— Records supplied —
☆ ☆ ☆ ☆ ☆ ☆ ☆
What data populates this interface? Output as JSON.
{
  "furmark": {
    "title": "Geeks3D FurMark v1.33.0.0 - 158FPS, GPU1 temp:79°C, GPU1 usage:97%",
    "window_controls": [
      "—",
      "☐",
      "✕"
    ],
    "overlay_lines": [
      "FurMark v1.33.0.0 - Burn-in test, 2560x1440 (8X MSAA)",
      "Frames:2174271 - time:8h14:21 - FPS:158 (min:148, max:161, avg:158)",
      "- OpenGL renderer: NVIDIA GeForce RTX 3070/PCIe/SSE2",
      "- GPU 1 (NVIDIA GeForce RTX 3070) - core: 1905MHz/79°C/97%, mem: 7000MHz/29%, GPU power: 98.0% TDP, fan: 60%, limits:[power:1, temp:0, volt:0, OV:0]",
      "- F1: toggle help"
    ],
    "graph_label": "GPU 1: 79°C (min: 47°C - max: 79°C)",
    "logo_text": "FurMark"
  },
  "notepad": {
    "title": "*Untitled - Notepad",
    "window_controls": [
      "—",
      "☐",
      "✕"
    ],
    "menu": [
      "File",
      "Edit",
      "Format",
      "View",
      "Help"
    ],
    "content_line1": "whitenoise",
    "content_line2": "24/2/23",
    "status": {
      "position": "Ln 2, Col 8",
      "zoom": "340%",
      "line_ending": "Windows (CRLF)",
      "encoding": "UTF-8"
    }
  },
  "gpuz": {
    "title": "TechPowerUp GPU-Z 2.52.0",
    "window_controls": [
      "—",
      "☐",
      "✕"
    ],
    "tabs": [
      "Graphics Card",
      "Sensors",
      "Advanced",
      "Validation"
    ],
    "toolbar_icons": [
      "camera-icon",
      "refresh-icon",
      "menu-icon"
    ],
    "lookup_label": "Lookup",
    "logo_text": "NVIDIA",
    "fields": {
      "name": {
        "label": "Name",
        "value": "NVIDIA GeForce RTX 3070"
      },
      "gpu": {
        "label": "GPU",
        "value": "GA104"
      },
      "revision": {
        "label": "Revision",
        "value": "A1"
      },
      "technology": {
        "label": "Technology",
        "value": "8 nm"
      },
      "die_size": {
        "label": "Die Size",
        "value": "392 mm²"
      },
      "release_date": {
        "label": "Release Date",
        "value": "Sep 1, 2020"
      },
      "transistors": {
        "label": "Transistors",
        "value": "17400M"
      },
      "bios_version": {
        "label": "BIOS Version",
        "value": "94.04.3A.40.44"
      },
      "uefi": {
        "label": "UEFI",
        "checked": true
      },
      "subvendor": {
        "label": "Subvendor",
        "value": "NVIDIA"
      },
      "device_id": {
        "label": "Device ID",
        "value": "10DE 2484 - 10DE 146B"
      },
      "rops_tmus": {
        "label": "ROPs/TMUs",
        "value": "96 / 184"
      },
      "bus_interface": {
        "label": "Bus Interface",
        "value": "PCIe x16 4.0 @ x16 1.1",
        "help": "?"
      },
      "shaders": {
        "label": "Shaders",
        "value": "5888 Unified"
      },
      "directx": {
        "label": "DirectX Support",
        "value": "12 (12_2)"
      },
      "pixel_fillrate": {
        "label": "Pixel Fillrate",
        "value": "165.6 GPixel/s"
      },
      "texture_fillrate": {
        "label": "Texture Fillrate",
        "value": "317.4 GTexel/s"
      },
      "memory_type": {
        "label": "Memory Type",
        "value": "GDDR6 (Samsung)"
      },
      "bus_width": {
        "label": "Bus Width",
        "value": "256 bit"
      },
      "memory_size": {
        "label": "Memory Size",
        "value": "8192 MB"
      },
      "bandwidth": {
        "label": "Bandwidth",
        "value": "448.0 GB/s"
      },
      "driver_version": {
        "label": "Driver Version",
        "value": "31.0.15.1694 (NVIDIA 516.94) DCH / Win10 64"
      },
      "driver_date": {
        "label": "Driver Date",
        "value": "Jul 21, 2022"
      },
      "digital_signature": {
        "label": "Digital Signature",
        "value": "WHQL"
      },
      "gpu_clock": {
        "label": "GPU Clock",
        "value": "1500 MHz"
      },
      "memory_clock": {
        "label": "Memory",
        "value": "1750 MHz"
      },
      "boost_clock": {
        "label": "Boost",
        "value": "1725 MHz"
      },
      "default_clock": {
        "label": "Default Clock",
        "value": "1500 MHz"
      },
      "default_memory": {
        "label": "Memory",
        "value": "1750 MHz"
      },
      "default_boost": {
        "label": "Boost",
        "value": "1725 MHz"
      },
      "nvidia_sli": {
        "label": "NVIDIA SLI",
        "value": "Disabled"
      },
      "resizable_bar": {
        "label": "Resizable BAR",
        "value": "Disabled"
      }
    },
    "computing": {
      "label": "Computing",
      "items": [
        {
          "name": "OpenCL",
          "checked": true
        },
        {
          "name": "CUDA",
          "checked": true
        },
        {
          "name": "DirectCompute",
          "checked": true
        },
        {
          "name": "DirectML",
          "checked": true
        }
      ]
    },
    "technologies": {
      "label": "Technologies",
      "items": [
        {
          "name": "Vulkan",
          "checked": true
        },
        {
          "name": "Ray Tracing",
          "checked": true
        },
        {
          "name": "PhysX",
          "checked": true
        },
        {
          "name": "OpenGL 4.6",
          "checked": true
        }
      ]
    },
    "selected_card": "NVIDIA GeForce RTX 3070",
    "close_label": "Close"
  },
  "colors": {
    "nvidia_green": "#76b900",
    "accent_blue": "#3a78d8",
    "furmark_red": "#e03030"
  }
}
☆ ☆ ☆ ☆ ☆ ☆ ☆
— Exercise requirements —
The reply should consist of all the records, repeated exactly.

— Solution to the exercise —
What data populates this interface? Output as JSON.
{
  "furmark": {
    "title": "Geeks3D FurMark v1.33.0.0 - 158FPS, GPU1 temp:79°C, GPU1 usage:97%",
    "window_controls": [
      "—",
      "☐",
      "✕"
    ],
    "overlay_lines": [
      "FurMark v1.33.0.0 - Burn-in test, 2560x1440 (8X MSAA)",
      "Frames:2174271 - time:8h14:21 - FPS:158 (min:148, max:161, avg:158)",
      "- OpenGL renderer: NVIDIA GeForce RTX 3070/PCIe/SSE2",
      "- GPU 1 (NVIDIA GeForce RTX 3070) - core: 1905MHz/79°C/97%, mem: 7000MHz/29%, GPU power: 98.0% TDP, fan: 60%, limits:[power:1, temp:0, volt:0, OV:0]",
      "- F1: toggle help"
    ],
    "graph_label": "GPU 1: 79°C (min: 47°C - max: 79°C)",
    "logo_text": "FurMark"
  },
  "notepad": {
    "title": "*Untitled - Notepad",
    "window_controls": [
      "—",
      "☐",
      "✕"
    ],
    "menu": [
      "File",
      "Edit",
      "Format",
      "View",
      "Help"
    ],
    "content_line1": "whitenoise",
    "content_line2": "24/2/23",
    "status": {
      "position": "Ln 2, Col 8",
      "zoom": "340%",
      "line_ending": "Windows (CRLF)",
      "encoding": "UTF-8"
    }
  },
  "gpuz": {
    "title": "TechPowerUp GPU-Z 2.52.0",
    "window_controls": [
      "—",
      "☐",
      "✕"
    ],
    "tabs": [
      "Graphics Card",
      "Sensors",
      "Advanced",
      "Validation"
    ],
    "toolbar_icons": [
      "camera-icon",
      "refresh-icon",
      "menu-icon"
    ],
    "lookup_label": "Lookup",
    "logo_text": "NVIDIA",
    "fields": {
      "name": {
        "label": "Name",
        "value": "NVIDIA GeForce RTX 3070"
      },
      "gpu": {
        "label": "GPU",
        "value": "GA104"
      },
      "revision": {
        "label": "Revision",
        "value": "A1"
      },
      "technology": {
        "label": "Technology",
        "value": "8 nm"
      },
      "die_size": {
        "label": "Die Size",
        "value": "392 mm²"
      },
      "release_date": {
        "label": "Release Date",
        "value": "Sep 1, 2020"
      },
      "transistors": {
        "label": "Transistors",
        "value": "17400M"
      },
      "bios_version": {
        "label": "BIOS Version",
        "value": "94.04.3A.40.44"
      },
      "uefi": {
        "label": "UEFI",
        "checked": true
      },
      "subvendor": {
        "label": "Subvendor",
        "value": "NVIDIA"
      },
      "device_id": {
        "label": "Device ID",
        "value": "10DE 2484 - 10DE 146B"
      },
      "rops_tmus": {
        "label": "ROPs/TMUs",
        "value": "96 / 184"
      },
      "bus_interface": {
        "label": "Bus Interface",
        "value": "PCIe x16 4.0 @ x16 1.1",
        "help": "?"
      },
      "shaders": {
        "label": "Shaders",
        "value": "5888 Unified"
      },
      "directx": {
        "label": "DirectX Support",
        "value": "12 (12_2)"
      },
      "pixel_fillrate": {
        "label": "Pixel Fillrate",
        "value": "165.6 GPixel/s"
      },
      "texture_fillrate": {
        "label": "Texture Fillrate",
        "value": "317.4 GTexel/s"
      },
      "memory_type": {
        "label": "Memory Type",
        "value": "GDDR6 (Samsung)"
      },
      "bus_width": {
        "label": "Bus Width",
        "value": "256 bit"
      },
      "memory_size": {
        "label": "Memory Size",
        "value": "8192 MB"
      },
      "bandwidth": {
        "label": "Bandwidth",
        "value": "448.0 GB/s"
      },
      "driver_version": {
        "label": "Driver Version",
        "value": "31.0.15.1694 (NVIDIA 516.94) DCH / Win10 64"
      },
      "driver_date": {
        "label": "Driver Date",
        "value": "Jul 21, 2022"
      },
      "digital_signature": {
        "label": "Digital Signature",
        "value": "WHQL"
      },
      "gpu_clock": {
        "label": "GPU Clock",
        "value": "1500 MHz"
      },
      "memory_clock": {
        "label": "Memory",
        "value": "1750 MHz"
      },
      "boost_clock": {
        "label": "Boost",
        "value": "1725 MHz"
      },
      "default_clock": {
        "label": "Default Clock",
        "value": "1500 MHz"
      },
      "default_memory": {
        "label": "Memory",
        "value": "1750 MHz"
      },
      "default_boost": {
        "label": "Boost",
        "value": "1725 MHz"
      },
      "nvidia_sli": {
        "label": "NVIDIA SLI",
        "value": "Disabled"
      },
      "resizable_bar": {
        "label": "Resizable BAR",
        "value": "Disabled"
      }
    },
    "computing": {
      "label": "Computing",
      "items": [
        {
          "name": "OpenCL",
          "checked": true
        },
        {
          "name": "CUDA",
          "checked": true
        },
        {
          "name": "DirectCompute",
          "checked": true
        },
        {
          "name": "DirectML",
          "checked": true
        }
      ]
    },
    "technologies": {
      "label": "Technologies",
      "items": [
        {
          "name": "Vulkan",
          "checked": true
        },
        {
          "name": "Ray Tracing",
          "checked": true
        },
        {
          "name": "PhysX",
          "checked": true
        },
        {
          "name": "OpenGL 4.6",
          "checked": true
        }
      ]
    },
    "selected_card": "NVIDIA GeForce RTX 3070",
    "close_label": "Close"
  },
  "colors": {
    "nvidia_green": "#76b900",
    "accent_blue": "#3a78d8",
    "furmark_red": "#e03030"
  }
}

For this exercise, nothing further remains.